Next, we proceeded with a presentation by Mr. Taejun Shin, the founder of “Living in Peace”, an NPO which supports microfinance institutions in developing countries and also works extensively with orphanages in Japan. Mr. Shin, who was the NPO director while having a full time job at highly competitive financial institutions, and who is also author of multiple books and is presently starting his own company, shared his experience in having a second job. Contrary to the popular perception of long working hours in the financial sector, Mr. Shin noted that working in a performance-based environment, he could afford the time of having a second job, by excelling in his primary occupation. As the biggest benefits of having multiple careers Mr. Shin pointed out gaining leadership experience, which is difficult to acquire at big institutions, and expanding his network, which would be directly beneficial for his new company. His advice to everyone considering having a second job or starting her own company was rather than try to plan everything in advance, to move to action faster, because hands-on experience gives a much broader perspective.
The session continued with a break out discussion. We had five groups at the venue and an online session, in which the attendants discussed the practical implications of having a second job, as well as detailed options and opportunities. At the end of the break out session, each group reported back its insights and conclusions.
We had a broad array of ideas for alternative careers, ranging from consulting and day trading to wine store and flower shop business. This reflected the two possible approaches to having a second job – using one’s skills and expertise from one’s primary career, or trying something new, which may bring a different kind of fulfilment.
Some of the second job benefits that came up in most of the reports were increased networking opportunities, gaining new perspective and experience, having a safety net option (both financially and socially), as well as being able to try new things without much pressure. The common drawbacks pointed out by all groups, included time management issues and the problem of how to sustain one’s motivations and commitment over time.
Internet and new technologies were recognized as facilitating factors by most of the attendants. An important administrative issue – the need to report second job activities to the primary employer and the refusal of many employers to allow second jobs – emerged as a systematic problem, which is likely to gain prominence in the future.
Another interesting point – the future potential of the individuals lacking big company affiliation and credibility backed up by big-name business cards – came up during our online session, moderated by Ms. Ishikura and Mr. Shin. Mr. Shin also made the important note that finding and keeping an alternative career is actually a process, which may involve some mistakes along the way.

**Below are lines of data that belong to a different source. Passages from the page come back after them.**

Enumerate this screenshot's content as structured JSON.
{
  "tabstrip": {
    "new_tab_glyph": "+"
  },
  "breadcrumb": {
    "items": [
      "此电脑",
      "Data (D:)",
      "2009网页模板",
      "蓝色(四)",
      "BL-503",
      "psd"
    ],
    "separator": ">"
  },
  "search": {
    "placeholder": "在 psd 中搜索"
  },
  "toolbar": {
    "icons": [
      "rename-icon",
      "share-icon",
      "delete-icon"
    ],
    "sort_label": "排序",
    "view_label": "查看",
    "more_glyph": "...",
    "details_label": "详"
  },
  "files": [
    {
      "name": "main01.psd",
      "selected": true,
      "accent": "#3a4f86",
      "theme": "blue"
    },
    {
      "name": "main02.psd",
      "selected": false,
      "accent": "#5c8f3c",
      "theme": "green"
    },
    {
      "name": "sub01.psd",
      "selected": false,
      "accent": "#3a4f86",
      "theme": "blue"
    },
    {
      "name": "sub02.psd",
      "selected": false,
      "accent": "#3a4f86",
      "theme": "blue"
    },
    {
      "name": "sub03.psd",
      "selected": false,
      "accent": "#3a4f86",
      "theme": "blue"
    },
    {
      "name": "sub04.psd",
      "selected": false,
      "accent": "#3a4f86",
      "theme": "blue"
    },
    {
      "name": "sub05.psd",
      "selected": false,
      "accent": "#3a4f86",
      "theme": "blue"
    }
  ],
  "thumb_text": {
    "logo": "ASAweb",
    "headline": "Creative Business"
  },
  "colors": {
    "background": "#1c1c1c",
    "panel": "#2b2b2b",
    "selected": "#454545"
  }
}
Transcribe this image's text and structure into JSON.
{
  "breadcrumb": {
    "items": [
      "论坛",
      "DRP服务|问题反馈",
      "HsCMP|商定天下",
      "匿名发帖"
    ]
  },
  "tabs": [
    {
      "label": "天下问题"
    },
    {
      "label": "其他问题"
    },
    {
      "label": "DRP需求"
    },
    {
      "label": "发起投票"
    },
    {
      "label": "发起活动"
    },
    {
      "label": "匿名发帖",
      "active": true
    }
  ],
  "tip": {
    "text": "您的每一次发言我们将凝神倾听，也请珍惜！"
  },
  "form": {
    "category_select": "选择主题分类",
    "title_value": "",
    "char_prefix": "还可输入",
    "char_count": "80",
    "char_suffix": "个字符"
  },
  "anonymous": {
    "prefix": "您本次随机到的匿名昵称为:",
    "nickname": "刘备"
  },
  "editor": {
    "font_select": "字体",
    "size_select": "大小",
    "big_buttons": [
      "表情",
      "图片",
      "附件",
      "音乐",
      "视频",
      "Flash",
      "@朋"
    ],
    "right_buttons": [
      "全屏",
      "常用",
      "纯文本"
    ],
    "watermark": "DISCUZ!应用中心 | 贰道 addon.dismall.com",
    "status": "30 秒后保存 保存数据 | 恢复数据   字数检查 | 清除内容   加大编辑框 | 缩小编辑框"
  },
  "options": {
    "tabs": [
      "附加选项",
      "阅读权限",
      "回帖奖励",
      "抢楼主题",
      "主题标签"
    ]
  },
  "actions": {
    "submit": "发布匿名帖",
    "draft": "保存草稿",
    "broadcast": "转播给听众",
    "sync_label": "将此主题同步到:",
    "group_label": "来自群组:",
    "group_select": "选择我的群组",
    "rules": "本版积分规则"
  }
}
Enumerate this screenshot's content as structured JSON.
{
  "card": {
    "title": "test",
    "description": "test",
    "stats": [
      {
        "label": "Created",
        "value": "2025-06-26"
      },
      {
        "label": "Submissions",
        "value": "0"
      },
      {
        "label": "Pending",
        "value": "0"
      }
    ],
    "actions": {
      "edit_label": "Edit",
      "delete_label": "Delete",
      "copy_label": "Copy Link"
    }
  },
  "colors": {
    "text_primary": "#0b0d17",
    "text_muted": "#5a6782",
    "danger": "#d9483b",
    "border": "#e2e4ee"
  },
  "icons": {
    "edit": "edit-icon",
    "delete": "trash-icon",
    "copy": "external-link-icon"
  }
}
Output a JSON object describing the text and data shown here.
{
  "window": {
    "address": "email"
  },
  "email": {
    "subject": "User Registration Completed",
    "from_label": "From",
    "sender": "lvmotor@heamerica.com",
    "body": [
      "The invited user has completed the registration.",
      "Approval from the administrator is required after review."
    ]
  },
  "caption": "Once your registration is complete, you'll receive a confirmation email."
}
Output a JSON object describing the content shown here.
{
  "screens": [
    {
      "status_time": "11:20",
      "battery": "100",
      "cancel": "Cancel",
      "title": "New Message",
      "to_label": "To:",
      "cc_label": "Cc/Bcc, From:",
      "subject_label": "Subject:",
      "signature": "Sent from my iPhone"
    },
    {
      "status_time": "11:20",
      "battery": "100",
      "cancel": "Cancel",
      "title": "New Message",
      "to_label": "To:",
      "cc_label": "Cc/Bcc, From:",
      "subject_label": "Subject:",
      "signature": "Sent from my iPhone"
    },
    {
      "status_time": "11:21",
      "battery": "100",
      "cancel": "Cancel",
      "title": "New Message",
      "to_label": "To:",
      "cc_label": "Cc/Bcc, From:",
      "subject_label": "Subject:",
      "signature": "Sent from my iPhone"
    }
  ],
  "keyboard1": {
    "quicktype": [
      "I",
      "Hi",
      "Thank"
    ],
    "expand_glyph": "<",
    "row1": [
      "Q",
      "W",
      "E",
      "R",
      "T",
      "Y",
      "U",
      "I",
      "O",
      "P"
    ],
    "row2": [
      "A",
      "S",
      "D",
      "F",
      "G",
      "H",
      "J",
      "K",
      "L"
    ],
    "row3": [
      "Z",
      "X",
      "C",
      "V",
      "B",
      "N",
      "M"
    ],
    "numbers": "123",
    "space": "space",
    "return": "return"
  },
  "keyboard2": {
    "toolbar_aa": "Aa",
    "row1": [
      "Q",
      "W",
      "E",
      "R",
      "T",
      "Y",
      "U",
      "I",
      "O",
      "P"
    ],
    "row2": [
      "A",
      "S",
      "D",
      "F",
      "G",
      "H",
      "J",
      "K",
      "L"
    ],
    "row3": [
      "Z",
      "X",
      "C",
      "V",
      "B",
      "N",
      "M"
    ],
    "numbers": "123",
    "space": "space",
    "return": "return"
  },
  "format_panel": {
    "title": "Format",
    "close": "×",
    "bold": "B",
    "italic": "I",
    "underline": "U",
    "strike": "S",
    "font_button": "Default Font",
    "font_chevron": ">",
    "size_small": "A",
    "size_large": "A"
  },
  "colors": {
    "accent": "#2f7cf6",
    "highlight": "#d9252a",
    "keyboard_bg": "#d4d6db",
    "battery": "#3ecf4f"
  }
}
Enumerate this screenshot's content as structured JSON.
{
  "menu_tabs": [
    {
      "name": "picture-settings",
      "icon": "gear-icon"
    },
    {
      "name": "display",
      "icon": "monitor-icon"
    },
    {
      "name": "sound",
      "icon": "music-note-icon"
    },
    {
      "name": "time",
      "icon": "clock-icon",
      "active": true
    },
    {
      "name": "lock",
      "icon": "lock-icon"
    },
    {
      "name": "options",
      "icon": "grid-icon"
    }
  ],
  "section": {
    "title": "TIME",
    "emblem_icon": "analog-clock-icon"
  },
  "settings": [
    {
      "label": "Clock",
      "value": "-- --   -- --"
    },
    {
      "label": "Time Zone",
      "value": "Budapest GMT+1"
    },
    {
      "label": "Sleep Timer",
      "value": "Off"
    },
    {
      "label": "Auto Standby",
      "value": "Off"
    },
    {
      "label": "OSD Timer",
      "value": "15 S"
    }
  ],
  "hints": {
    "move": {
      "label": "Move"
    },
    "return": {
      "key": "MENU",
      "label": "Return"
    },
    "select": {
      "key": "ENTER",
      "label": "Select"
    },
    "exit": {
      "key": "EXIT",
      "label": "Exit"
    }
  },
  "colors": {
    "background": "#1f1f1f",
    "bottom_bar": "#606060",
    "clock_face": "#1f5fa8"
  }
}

Mr. Ishikura wrapped up the session with a poll on how many of the participants feel more encouraged to pursue a second job at the end of the session, compared to the beginning of the session. While some of the attendants noted that they became more aware of the time management obstacles involved in the process, the majority of the attendants said they feel more encouraged to pursue a second job.